■ WHAT NEEDS TO BE DONE ■
Repeat the records. Leave nothing out.
--- DATA FOR THE TASK ---
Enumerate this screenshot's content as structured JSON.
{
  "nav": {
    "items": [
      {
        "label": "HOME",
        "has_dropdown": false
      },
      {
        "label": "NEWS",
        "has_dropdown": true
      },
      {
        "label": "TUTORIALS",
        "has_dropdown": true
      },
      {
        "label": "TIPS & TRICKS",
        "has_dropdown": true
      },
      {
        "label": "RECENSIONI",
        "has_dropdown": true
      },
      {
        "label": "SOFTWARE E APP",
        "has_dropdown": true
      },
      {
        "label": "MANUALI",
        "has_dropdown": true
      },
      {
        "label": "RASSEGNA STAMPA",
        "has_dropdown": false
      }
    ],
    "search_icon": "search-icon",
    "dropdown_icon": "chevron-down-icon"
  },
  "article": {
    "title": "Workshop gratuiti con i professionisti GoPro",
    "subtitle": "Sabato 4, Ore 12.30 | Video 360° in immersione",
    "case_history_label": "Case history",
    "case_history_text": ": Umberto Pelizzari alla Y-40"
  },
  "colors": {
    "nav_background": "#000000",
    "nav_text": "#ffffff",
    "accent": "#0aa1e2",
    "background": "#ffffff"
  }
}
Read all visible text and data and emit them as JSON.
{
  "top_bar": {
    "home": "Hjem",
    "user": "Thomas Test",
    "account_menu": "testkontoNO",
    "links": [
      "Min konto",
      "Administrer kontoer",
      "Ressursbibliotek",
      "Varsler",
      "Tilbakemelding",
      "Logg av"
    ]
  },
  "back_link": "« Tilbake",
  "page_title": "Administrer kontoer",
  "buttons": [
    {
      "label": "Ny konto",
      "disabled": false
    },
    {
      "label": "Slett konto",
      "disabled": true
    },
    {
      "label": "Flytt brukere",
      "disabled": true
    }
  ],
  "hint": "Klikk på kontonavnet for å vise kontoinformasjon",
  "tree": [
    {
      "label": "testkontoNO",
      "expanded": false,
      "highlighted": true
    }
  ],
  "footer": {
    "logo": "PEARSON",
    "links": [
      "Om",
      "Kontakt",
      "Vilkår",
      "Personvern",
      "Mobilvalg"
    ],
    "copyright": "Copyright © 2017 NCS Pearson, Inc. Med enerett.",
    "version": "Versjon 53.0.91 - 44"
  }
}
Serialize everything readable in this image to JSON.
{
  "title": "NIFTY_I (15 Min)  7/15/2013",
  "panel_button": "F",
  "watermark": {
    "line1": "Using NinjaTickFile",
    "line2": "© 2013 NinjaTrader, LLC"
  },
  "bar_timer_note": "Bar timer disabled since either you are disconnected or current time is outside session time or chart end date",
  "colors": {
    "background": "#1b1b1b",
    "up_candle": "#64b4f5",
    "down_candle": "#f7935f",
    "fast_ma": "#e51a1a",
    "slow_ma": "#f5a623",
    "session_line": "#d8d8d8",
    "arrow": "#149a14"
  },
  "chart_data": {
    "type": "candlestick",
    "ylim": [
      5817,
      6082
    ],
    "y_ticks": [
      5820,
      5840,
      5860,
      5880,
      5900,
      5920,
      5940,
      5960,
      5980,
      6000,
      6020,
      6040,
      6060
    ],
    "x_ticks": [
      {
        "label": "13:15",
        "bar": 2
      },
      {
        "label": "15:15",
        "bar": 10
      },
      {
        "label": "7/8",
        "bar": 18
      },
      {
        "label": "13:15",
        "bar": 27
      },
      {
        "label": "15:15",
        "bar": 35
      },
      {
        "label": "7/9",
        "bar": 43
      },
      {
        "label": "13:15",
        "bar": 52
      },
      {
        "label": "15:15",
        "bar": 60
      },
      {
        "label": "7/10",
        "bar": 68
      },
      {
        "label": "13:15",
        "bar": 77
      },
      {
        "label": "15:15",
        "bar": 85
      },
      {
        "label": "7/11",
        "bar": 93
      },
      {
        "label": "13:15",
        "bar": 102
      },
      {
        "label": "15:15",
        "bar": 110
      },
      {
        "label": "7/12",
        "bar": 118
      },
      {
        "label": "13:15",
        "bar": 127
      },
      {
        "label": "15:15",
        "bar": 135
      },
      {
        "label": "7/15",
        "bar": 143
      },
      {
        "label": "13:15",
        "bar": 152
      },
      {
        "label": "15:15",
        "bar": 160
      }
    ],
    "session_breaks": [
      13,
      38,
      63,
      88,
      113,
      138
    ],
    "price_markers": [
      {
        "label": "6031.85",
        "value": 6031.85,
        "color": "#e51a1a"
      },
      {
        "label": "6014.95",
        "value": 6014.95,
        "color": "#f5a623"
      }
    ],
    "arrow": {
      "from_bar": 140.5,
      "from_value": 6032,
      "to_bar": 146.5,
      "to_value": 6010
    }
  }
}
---
■ OUTPUT ■
Enumerate this screenshot's content as structured JSON.
{
  "nav": {
    "items": [
      {
        "label": "HOME",
        "has_dropdown": false
      },
      {
        "label": "NEWS",
        "has_dropdown": true
      },
      {
        "label": "TUTORIALS",
        "has_dropdown": true
      },
      {
        "label": "TIPS & TRICKS",
        "has_dropdown": true
      },
      {
        "label": "RECENSIONI",
        "has_dropdown": true
      },
      {
        "label": "SOFTWARE E APP",
        "has_dropdown": true
      },
      {
        "label": "MANUALI",
        "has_dropdown": true
      },
      {
        "label": "RASSEGNA STAMPA",
        "has_dropdown": false
      }
    ],
    "search_icon": "search-icon",
    "dropdown_icon": "chevron-down-icon"
  },
  "article": {
    "title": "Workshop gratuiti con i professionisti GoPro",
    "subtitle": "Sabato 4, Ore 12.30 | Video 360° in immersione",
    "case_history_label": "Case history",
    "case_history_text": ": Umberto Pelizzari alla Y-40"
  },
  "colors": {
    "nav_background": "#000000",
    "nav_text": "#ffffff",
    "accent": "#0aa1e2",
    "background": "#ffffff"
  }
}
Read all visible text and data and emit them as JSON.
{
  "top_bar": {
    "home": "Hjem",
    "user": "Thomas Test",
    "account_menu": "testkontoNO",
    "links": [
      "Min konto",
      "Administrer kontoer",
      "Ressursbibliotek",
      "Varsler",
      "Tilbakemelding",
      "Logg av"
    ]
  },
  "back_link": "« Tilbake",
  "page_title": "Administrer kontoer",
  "buttons": [
    {
      "label": "Ny konto",
      "disabled": false
    },
    {
      "label": "Slett konto",
      "disabled": true
    },
    {
      "label": "Flytt brukere",
      "disabled": true
    }
  ],
  "hint": "Klikk på kontonavnet for å vise kontoinformasjon",
  "tree": [
    {
      "label": "testkontoNO",
      "expanded": false,
      "highlighted": true
    }
  ],
  "footer": {
    "logo": "PEARSON",
    "links": [
      "Om",
      "Kontakt",
      "Vilkår",
      "Personvern",
      "Mobilvalg"
    ],
    "copyright": "Copyright © 2017 NCS Pearson, Inc. Med enerett.",
    "version": "Versjon 53.0.91 - 44"
  }
}
Serialize everything readable in this image to JSON.
{
  "title": "NIFTY_I (15 Min)  7/15/2013",
  "panel_button": "F",
  "watermark": {
    "line1": "Using NinjaTickFile",
    "line2": "© 2013 NinjaTrader, LLC"
  },
  "bar_timer_note": "Bar timer disabled since either you are disconnected or current time is outside session time or chart end date",
  "colors": {
    "background": "#1b1b1b",
    "up_candle": "#64b4f5",
    "down_candle": "#f7935f",
    "fast_ma": "#e51a1a",
    "slow_ma": "#f5a623",
    "session_line": "#d8d8d8",
    "arrow": "#149a14"
  },
  "chart_data": {
    "type": "candlestick",
    "ylim": [
      5817,
      6082
    ],
    "y_ticks": [
      5820,
      5840,
      5860,
      5880,
      5900,
      5920,
      5940,
      5960,
      5980,
      6000,
      6020,
      6040,
      6060
    ],
    "x_ticks": [
      {
        "label": "13:15",
        "bar": 2
      },
      {
        "label": "15:15",
        "bar": 10
      },
      {
        "label": "7/8",
        "bar": 18
      },
      {
        "label": "13:15",
        "bar": 27
      },
      {
        "label": "15:15",
        "bar": 35
      },
      {
        "label": "7/9",
        "bar": 43
      },
      {
        "label": "13:15",
        "bar": 52
      },
      {
        "label": "15:15",
        "bar": 60
      },
      {
        "label": "7/10",
        "bar": 68
      },
      {
        "label": "13:15",
        "bar": 77
      },
      {
        "label": "15:15",
        "bar": 85
      },
      {
        "label": "7/11",
        "bar": 93
      },
      {
        "label": "13:15",
        "bar": 102
      },
      {
        "label": "15:15",
        "bar": 110
      },
      {
        "label": "7/12",
        "bar": 118
      },
      {
        "label": "13:15",
        "bar": 127
      },
      {
        "label": "15:15",
        "bar": 135
      },
      {
        "label": "7/15",
        "bar": 143
      },
      {
        "label": "13:15",
        "bar": 152
      },
      {
        "label": "15:15",
        "bar": 160
      }
    ],
    "session_breaks": [
      13,
      38,
      63,
      88,
      113,
      138
    ],
    "price_markers": [
      {
        "label": "6031.85",
        "value": 6031.85,
        "color": "#e51a1a"
      },
      {
        "label": "6014.95",
        "value": 6014.95,
        "color": "#f5a623"
      }
    ],
    "arrow": {
      "from_bar": 140.5,
      "from_value": 6032,
      "to_bar": 146.5,
      "to_value": 6010
    }
  }
}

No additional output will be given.